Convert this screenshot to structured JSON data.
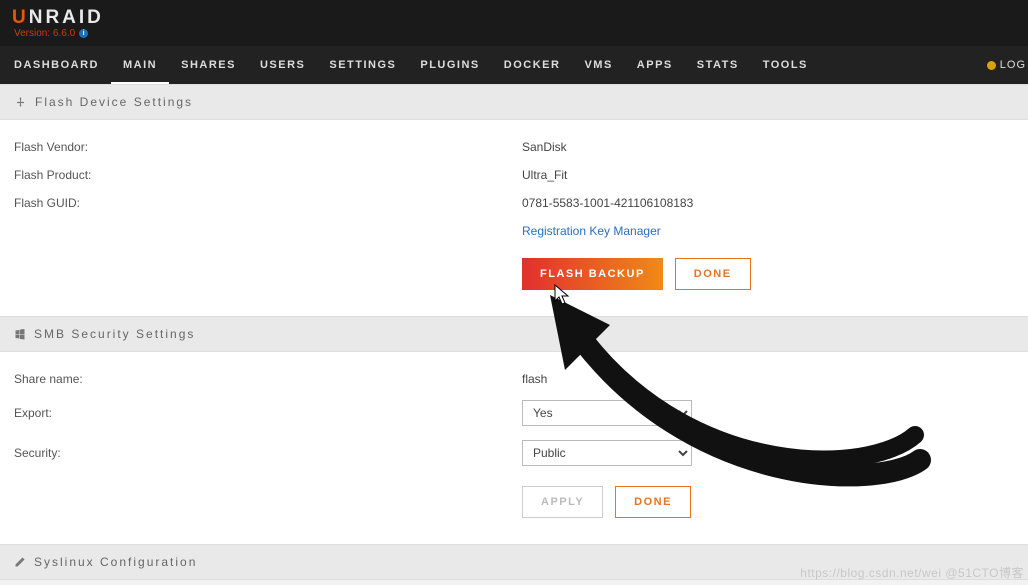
{
  "header": {
    "logo_prefix_accent": "U",
    "logo_rest": "NRAID",
    "version": "Version: 6.6.0"
  },
  "nav": {
    "items": [
      "DASHBOARD",
      "MAIN",
      "SHARES",
      "USERS",
      "SETTINGS",
      "PLUGINS",
      "DOCKER",
      "VMS",
      "APPS",
      "STATS",
      "TOOLS"
    ],
    "active_index": 1,
    "right_label": "LOG"
  },
  "sections": {
    "flash": {
      "title": "Flash Device Settings",
      "rows": {
        "vendor_label": "Flash Vendor:",
        "vendor_value": "SanDisk",
        "product_label": "Flash Product:",
        "product_value": "Ultra_Fit",
        "guid_label": "Flash GUID:",
        "guid_value": "0781-5583-1001-421106108183",
        "reg_link": "Registration Key Manager"
      },
      "buttons": {
        "backup": "FLASH BACKUP",
        "done": "DONE"
      }
    },
    "smb": {
      "title": "SMB Security Settings",
      "rows": {
        "share_label": "Share name:",
        "share_value": "flash",
        "export_label": "Export:",
        "export_value": "Yes",
        "security_label": "Security:",
        "security_value": "Public"
      },
      "buttons": {
        "apply": "APPLY",
        "done": "DONE"
      }
    },
    "syslinux": {
      "title": "Syslinux Configuration"
    }
  },
  "watermark": "https://blog.csdn.net/wei @51CTO博客"
}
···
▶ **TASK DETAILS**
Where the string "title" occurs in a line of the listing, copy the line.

▶ **ANSWER SPACE**
      "title": "Flash Device Settings",
      "title": "SMB Security Settings",
      "title": "Syslinux Configuration"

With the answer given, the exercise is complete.